(Source records)

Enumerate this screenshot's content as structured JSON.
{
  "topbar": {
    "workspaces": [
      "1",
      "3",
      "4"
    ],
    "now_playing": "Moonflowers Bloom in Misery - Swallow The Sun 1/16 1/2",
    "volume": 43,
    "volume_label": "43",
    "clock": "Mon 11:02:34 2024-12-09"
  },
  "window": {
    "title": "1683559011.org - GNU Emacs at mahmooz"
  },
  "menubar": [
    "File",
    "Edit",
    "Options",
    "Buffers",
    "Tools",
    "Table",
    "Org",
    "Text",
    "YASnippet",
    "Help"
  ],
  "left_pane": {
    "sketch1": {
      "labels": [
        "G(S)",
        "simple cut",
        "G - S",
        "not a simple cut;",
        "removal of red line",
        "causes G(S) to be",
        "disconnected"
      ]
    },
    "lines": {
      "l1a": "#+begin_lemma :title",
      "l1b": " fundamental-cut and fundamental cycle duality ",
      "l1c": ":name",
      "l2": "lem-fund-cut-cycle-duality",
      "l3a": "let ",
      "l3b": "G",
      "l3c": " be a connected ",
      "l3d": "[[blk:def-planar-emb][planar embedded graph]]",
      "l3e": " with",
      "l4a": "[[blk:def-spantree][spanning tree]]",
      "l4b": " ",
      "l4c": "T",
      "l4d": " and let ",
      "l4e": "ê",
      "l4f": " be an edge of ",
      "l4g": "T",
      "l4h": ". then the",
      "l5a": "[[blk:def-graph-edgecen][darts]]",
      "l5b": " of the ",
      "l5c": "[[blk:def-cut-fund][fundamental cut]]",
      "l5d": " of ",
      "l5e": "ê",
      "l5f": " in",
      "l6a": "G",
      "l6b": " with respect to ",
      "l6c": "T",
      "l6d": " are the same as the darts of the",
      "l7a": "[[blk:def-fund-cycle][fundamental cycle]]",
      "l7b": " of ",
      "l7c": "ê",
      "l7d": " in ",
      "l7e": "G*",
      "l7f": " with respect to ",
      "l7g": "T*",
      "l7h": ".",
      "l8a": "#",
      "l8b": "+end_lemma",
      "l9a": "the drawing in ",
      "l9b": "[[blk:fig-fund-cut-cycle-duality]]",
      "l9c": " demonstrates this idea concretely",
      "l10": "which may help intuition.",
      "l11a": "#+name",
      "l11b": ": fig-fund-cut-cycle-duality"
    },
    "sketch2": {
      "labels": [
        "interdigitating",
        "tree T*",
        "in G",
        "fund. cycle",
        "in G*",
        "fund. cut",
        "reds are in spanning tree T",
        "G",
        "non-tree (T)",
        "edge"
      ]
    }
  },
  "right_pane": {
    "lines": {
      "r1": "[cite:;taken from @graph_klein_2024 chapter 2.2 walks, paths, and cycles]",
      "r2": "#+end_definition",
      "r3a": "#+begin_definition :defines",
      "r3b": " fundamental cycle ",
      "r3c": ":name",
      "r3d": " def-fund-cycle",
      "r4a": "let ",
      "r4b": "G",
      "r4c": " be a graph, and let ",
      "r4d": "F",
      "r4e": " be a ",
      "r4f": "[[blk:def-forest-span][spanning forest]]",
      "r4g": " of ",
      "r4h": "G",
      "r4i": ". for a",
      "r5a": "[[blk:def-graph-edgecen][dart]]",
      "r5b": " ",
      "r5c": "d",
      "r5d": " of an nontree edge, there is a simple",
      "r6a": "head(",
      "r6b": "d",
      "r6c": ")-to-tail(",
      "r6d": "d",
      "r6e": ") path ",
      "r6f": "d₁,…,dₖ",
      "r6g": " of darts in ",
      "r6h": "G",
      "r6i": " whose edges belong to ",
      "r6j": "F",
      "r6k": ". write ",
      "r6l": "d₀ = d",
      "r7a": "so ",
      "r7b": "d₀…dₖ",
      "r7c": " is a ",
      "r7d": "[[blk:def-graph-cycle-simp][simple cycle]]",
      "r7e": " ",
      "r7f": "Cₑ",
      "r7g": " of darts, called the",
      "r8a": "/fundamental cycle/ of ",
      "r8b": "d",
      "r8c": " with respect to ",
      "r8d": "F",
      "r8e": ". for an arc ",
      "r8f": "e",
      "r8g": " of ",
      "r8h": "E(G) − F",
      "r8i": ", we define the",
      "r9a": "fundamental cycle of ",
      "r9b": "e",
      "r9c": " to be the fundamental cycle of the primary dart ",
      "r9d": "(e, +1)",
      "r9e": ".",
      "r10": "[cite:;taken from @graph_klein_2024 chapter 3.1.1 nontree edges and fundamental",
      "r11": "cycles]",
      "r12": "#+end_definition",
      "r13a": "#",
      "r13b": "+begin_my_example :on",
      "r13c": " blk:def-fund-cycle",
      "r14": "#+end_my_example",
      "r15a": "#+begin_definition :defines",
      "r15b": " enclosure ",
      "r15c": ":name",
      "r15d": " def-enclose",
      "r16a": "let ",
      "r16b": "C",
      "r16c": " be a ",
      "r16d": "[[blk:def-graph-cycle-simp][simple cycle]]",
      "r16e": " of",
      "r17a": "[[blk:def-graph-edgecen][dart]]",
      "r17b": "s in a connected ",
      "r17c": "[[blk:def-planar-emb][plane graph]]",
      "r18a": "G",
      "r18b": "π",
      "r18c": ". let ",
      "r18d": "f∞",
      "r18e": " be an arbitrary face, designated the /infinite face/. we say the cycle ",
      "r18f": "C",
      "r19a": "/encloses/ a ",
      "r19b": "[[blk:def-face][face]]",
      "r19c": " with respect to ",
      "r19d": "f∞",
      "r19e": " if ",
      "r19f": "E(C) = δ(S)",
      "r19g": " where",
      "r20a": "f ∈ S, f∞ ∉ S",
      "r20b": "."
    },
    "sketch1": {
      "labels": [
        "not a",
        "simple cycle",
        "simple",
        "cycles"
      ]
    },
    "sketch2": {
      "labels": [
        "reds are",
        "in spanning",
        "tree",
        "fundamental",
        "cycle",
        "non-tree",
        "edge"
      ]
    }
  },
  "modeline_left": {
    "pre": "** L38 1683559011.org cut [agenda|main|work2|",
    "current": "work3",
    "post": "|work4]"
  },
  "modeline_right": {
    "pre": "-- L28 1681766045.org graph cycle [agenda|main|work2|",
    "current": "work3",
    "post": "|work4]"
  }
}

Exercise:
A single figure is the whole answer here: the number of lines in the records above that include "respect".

Finished exercise:
4